My friend’s father died last week in Michigan. I never met the father. I don’t know where or when he was born. I don’t know what he did in life or what family may be mourning his passing. I do know he was a very old and very sick man.
His life may not have been lived in Indiana, but that does not make him ineligible for a kind word from a Hoosier. I don’t know whether he had a genial personality, but I believe he had some fine characteristics that are part of his legacy.
These virtues are evident in his son, who is thoughtful in the pursuit of justice and unyielding in his search for personal and social sanity. His son is, as are we all, representative of those who raised us. We have been delegated to carry a set of values and attitudes into a most uncertain future. We are not automatons with pre-programmed responses to a limited set of lifetime experiences. Rather, we are creatures of free will acting in accord with our education as humans.
One must be educated to be human. Many creatures are susceptible to training, but that which makes us human requires education. Training is what we provide for employment, discipline is how we socialize animals, education is what we offer for living as a human being.
This is not news. We have known the value of the arts and humanities, of history and the social sciences for generations. Today, however, we confuse training and discipline with education. Sadly, it will only get worse if the current juggernaut against our schools persists.

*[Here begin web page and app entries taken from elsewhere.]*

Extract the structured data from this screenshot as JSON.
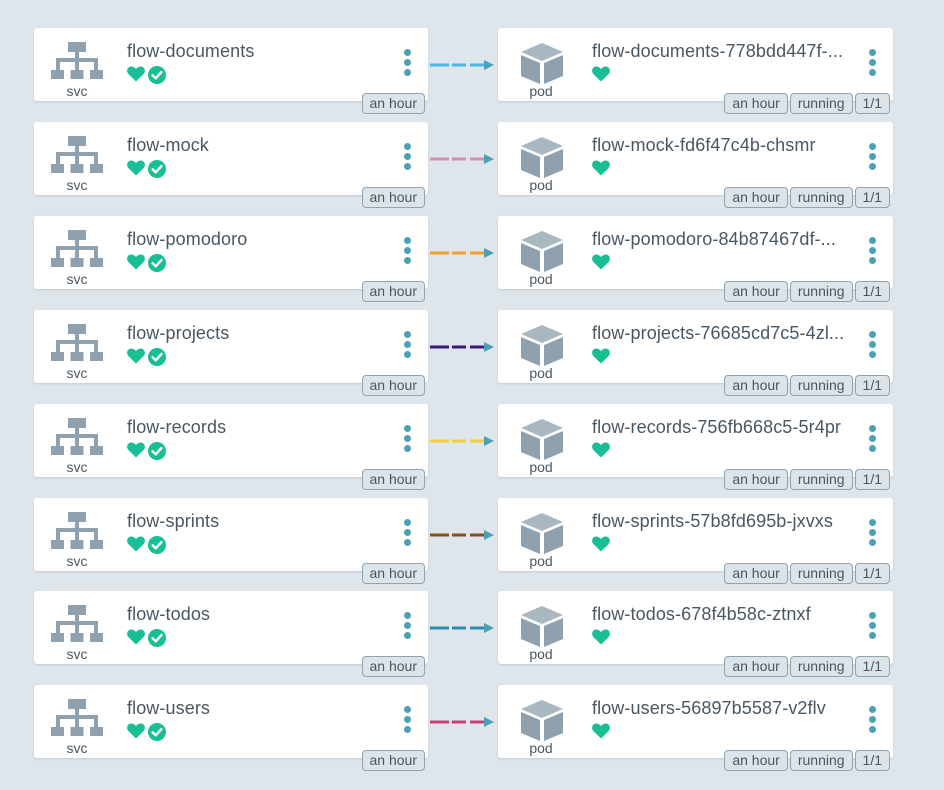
{
  "colors": {
    "background": "#dee6eb",
    "card": "#ffffff",
    "text": "#495763",
    "icon": "#8fa1ae",
    "health": "#18be94",
    "menu": "#4d9fb3",
    "arrow": "#4d9fb3"
  },
  "rows": [
    {
      "svc": {
        "name": "flow-documents",
        "kind": "svc",
        "age": "an hour",
        "icons": [
          "heart-icon",
          "check-circle-icon"
        ]
      },
      "edge_color": "#4db6e6",
      "pod": {
        "name": "flow-documents-778bdd447f-...",
        "kind": "pod",
        "age": "an hour",
        "status": "running",
        "ready": "1/1",
        "icons": [
          "heart-icon"
        ]
      }
    },
    {
      "svc": {
        "name": "flow-mock",
        "kind": "svc",
        "age": "an hour",
        "icons": [
          "heart-icon",
          "check-circle-icon"
        ]
      },
      "edge_color": "#d98db0",
      "pod": {
        "name": "flow-mock-fd6f47c4b-chsmr",
        "kind": "pod",
        "age": "an hour",
        "status": "running",
        "ready": "1/1",
        "icons": [
          "heart-icon"
        ]
      }
    },
    {
      "svc": {
        "name": "flow-pomodoro",
        "kind": "svc",
        "age": "an hour",
        "icons": [
          "heart-icon",
          "check-circle-icon"
        ]
      },
      "edge_color": "#f0a030",
      "pod": {
        "name": "flow-pomodoro-84b87467df-...",
        "kind": "pod",
        "age": "an hour",
        "status": "running",
        "ready": "1/1",
        "icons": [
          "heart-icon"
        ]
      }
    },
    {
      "svc": {
        "name": "flow-projects",
        "kind": "svc",
        "age": "an hour",
        "icons": [
          "heart-icon",
          "check-circle-icon"
        ]
      },
      "edge_color": "#3a1a7a",
      "pod": {
        "name": "flow-projects-76685cd7c5-4zl...",
        "kind": "pod",
        "age": "an hour",
        "status": "running",
        "ready": "1/1",
        "icons": [
          "heart-icon"
        ]
      }
    },
    {
      "svc": {
        "name": "flow-records",
        "kind": "svc",
        "age": "an hour",
        "icons": [
          "heart-icon",
          "check-circle-icon"
        ]
      },
      "edge_color": "#f0d040",
      "pod": {
        "name": "flow-records-756fb668c5-5r4pr",
        "kind": "pod",
        "age": "an hour",
        "status": "running",
        "ready": "1/1",
        "icons": [
          "heart-icon"
        ]
      }
    },
    {
      "svc": {
        "name": "flow-sprints",
        "kind": "svc",
        "age": "an hour",
        "icons": [
          "heart-icon",
          "check-circle-icon"
        ]
      },
      "edge_color": "#8a4f18",
      "pod": {
        "name": "flow-sprints-57b8fd695b-jxvxs",
        "kind": "pod",
        "age": "an hour",
        "status": "running",
        "ready": "1/1",
        "icons": [
          "heart-icon"
        ]
      }
    },
    {
      "svc": {
        "name": "flow-todos",
        "kind": "svc",
        "age": "an hour",
        "icons": [
          "heart-icon",
          "check-circle-icon"
        ]
      },
      "edge_color": "#2f8ab0",
      "pod": {
        "name": "flow-todos-678f4b58c-ztnxf",
        "kind": "pod",
        "age": "an hour",
        "status": "running",
        "ready": "1/1",
        "icons": [
          "heart-icon"
        ]
      }
    },
    {
      "svc": {
        "name": "flow-users",
        "kind": "svc",
        "age": "an hour",
        "icons": [
          "heart-icon",
          "check-circle-icon"
        ]
      },
      "edge_color": "#c8407a",
      "pod": {
        "name": "flow-users-56897b5587-v2flv",
        "kind": "pod",
        "age": "an hour",
        "status": "running",
        "ready": "1/1",
        "icons": [
          "heart-icon"
        ]
      }
    }
  ]
}
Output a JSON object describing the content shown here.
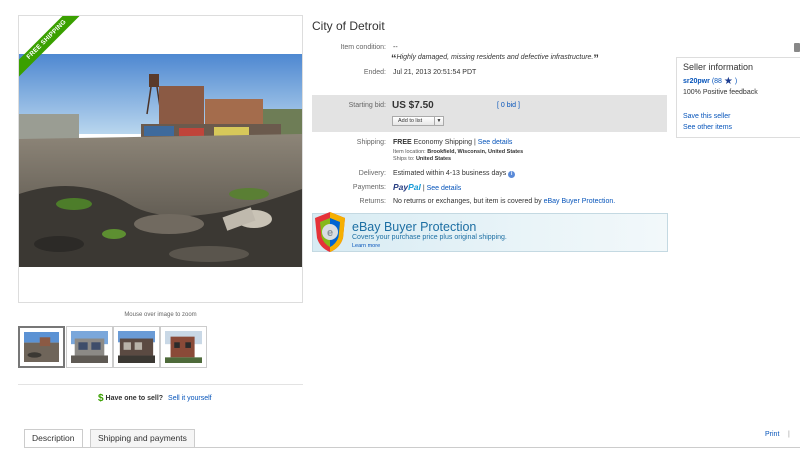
{
  "gallery": {
    "ribbon_text": "FREE SHIPPING",
    "zoom_hint": "Mouse over image to zoom",
    "thumbnails": [
      "thumbnail-1",
      "thumbnail-2",
      "thumbnail-3",
      "thumbnail-4"
    ],
    "selected_thumbnail": 0
  },
  "sell": {
    "icon": "$",
    "question": "Have one to sell?",
    "link": "Sell it yourself"
  },
  "item": {
    "title": "City of Detroit",
    "condition_label": "Item condition:",
    "condition_value": "--",
    "condition_quote": "Highly damaged, missing residents and defective infrastructure.",
    "ended_label": "Ended:",
    "ended_value": "Jul 21, 2013   20:51:54 PDT",
    "starting_bid_label": "Starting bid:",
    "starting_bid_value": "US $7.50",
    "bids_link": "[ 0 bid ]",
    "add_to_list": "Add to list",
    "shipping_label": "Shipping:",
    "shipping_free": "FREE",
    "shipping_method": "Economy Shipping",
    "shipping_sep": "|",
    "see_details": "See details",
    "item_location_label": "Item location:",
    "item_location_value": "Brookfield, Wisconsin, United States",
    "ships_to_label": "Ships to:",
    "ships_to_value": "United States",
    "delivery_label": "Delivery:",
    "delivery_value": "Estimated within 4-13 business days",
    "payments_label": "Payments:",
    "paypal_part1": "Pay",
    "paypal_part2": "Pal",
    "payments_sep": "|",
    "payments_details": "See details",
    "returns_label": "Returns:",
    "returns_value": "No returns or exchanges, but item is covered by",
    "returns_link": "eBay Buyer Protection."
  },
  "protection": {
    "title": "eBay Buyer Protection",
    "subtitle": "Covers your purchase price plus original shipping.",
    "learn_more": "Learn more"
  },
  "seller": {
    "title": "Seller information",
    "name": "sr20pwr",
    "feedback_open": "(",
    "feedback_score": "88",
    "feedback_close": ")",
    "positive": "100% Positive feedback",
    "save_link": "Save this seller",
    "other_items_link": "See other items"
  },
  "tabs": [
    "Description",
    "Shipping and payments"
  ],
  "footer": {
    "print": "Print",
    "separator": "|"
  },
  "colors": {
    "link": "#0654ba",
    "ribbon": "#3aa000",
    "bid_box": "#e3e3e3",
    "protection_text": "#1d6fa3",
    "star": "#1b3b8f"
  },
  "icons": [
    "free-shipping-ribbon",
    "dollar-icon",
    "info-icon",
    "dropdown-arrow-icon",
    "shield-icon",
    "star-icon",
    "window-icon"
  ]
}
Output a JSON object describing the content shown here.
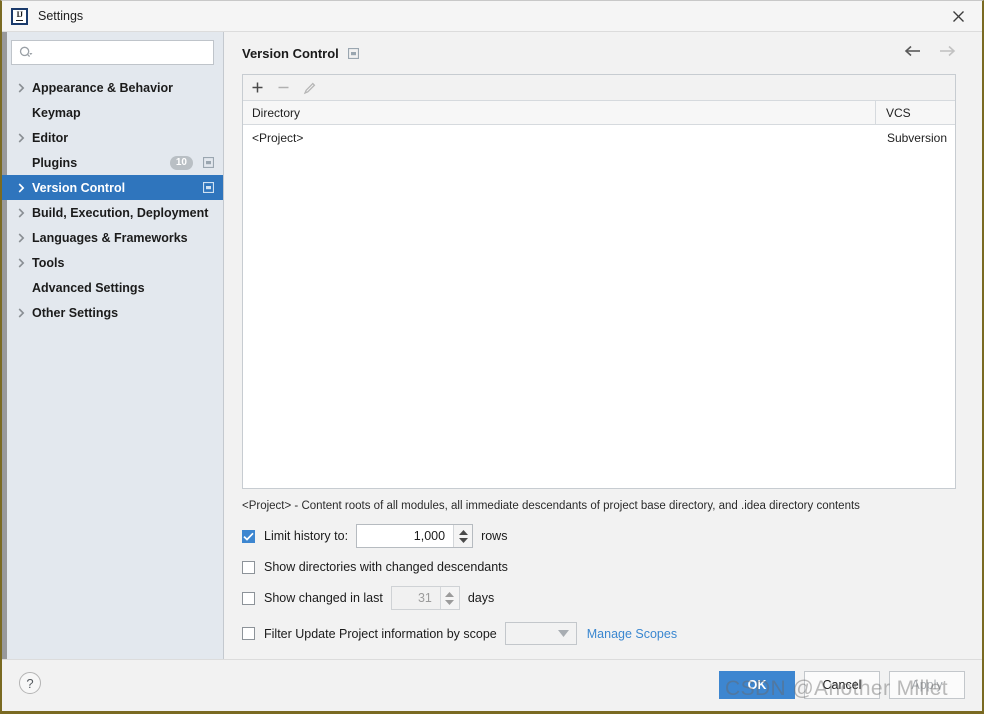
{
  "window": {
    "title": "Settings",
    "logo_text": "IJ",
    "close_icon": "close-icon"
  },
  "search": {
    "value": "",
    "placeholder": "",
    "icon": "search-icon"
  },
  "sidebar": {
    "items": [
      {
        "label": "Appearance & Behavior",
        "expandable": true,
        "selected": false,
        "badge": "",
        "panel_icon": false
      },
      {
        "label": "Keymap",
        "expandable": false,
        "selected": false,
        "badge": "",
        "panel_icon": false
      },
      {
        "label": "Editor",
        "expandable": true,
        "selected": false,
        "badge": "",
        "panel_icon": false
      },
      {
        "label": "Plugins",
        "expandable": false,
        "selected": false,
        "badge": "10",
        "panel_icon": true
      },
      {
        "label": "Version Control",
        "expandable": true,
        "selected": true,
        "badge": "",
        "panel_icon": true
      },
      {
        "label": "Build, Execution, Deployment",
        "expandable": true,
        "selected": false,
        "badge": "",
        "panel_icon": false
      },
      {
        "label": "Languages & Frameworks",
        "expandable": true,
        "selected": false,
        "badge": "",
        "panel_icon": false
      },
      {
        "label": "Tools",
        "expandable": true,
        "selected": false,
        "badge": "",
        "panel_icon": false
      },
      {
        "label": "Advanced Settings",
        "expandable": false,
        "selected": false,
        "badge": "",
        "panel_icon": false
      },
      {
        "label": "Other Settings",
        "expandable": true,
        "selected": false,
        "badge": "",
        "panel_icon": false
      }
    ]
  },
  "main": {
    "panel_title": "Version Control",
    "panel_title_icon": "panel-window-icon",
    "nav_back_icon": "arrow-left-icon",
    "nav_forward_icon": "arrow-right-icon",
    "toolbar": {
      "add_icon": "plus-icon",
      "remove_icon": "minus-icon",
      "edit_icon": "pencil-icon"
    },
    "table": {
      "columns": [
        "Directory",
        "VCS"
      ],
      "rows": [
        {
          "directory": "<Project>",
          "vcs": "Subversion"
        }
      ]
    },
    "hint": "<Project> - Content roots of all modules, all immediate descendants of project base directory, and .idea directory contents",
    "options": {
      "limit_history": {
        "label": "Limit history to:",
        "checked": true,
        "value": "1,000",
        "suffix": "rows"
      },
      "show_directories": {
        "label": "Show directories with changed descendants",
        "checked": false
      },
      "show_changed_in_last": {
        "label": "Show changed in last",
        "checked": false,
        "value": "31",
        "suffix": "days"
      },
      "filter_by_scope": {
        "label": "Filter Update Project information by scope",
        "checked": false,
        "scope_value": "",
        "manage_link": "Manage Scopes"
      }
    }
  },
  "footer": {
    "help_label": "?",
    "ok_label": "OK",
    "cancel_label": "Cancel",
    "apply_label": "Apply"
  },
  "watermark": {
    "text": "CSDN @Another Millet"
  },
  "colors": {
    "accent": "#3d86d0",
    "selection": "#2f75bd",
    "sidebar_bg": "#e3e8ee",
    "link": "#3a87d0",
    "window_border": "#7a6a22"
  }
}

It has become fashionable to attack teachers as the villains of education. This is possible because upward mobility from the primordial slime is no longer valued. A society more concerned with settling the professional football contract dispute than with the brutalization of public servants by Wisconsin’s Jurassic governor is not looking to the betterment of the human condition.
My friend, though retired, is still a teacher. He has always been a teacher, even when he was a civil servant or a newspaper editor. Teachers are people who encourage others to improve themselves and their ability to communicate.
Today, many ill-informed people believe they have reached the pinnacle of personal virtue, the apex of public wisdom. They denigrate teachers and education. They know how others should live and wish to use government to enforce their behavioral codes on mankind.
The tragedy is that ignorant and bigoted people are encouraged to run for public office when they witness this dumbing-down of society. Lately, they have been victorious. We see this in the current Congress and even in our Indiana General Assembly. Recently, a minority block of Indiana representatives took decisive and divisive action. They left the state rather than permit the majority to push through a retrograde agenda of legislation.
It is easy to see a humorous side to this walkout by the House Democrats. One can joke about Moses Bauer leading his flock into exile, into the wilderness of Illinois. There they will remain for 40 days, eating unleavened bread, while their leader maintains communication with Pharaoh Bosma.
This uncooperative, passive-aggressive behavior, however, will not resolve the problem. Protest draws attention but rarely wins converts. If progressive thought is to spread and triumph, we must communicate our aspirations for a better world and be willing to struggle for their achievement.
Or so my friend would say. Somehow he learned that—perhaps from his father.•
Marcus taught economics for more than 30 years at Indiana University and is the former director of IU’s Business Research Center. His column appears weekly. He can be reached at firstname.lastname@example.org.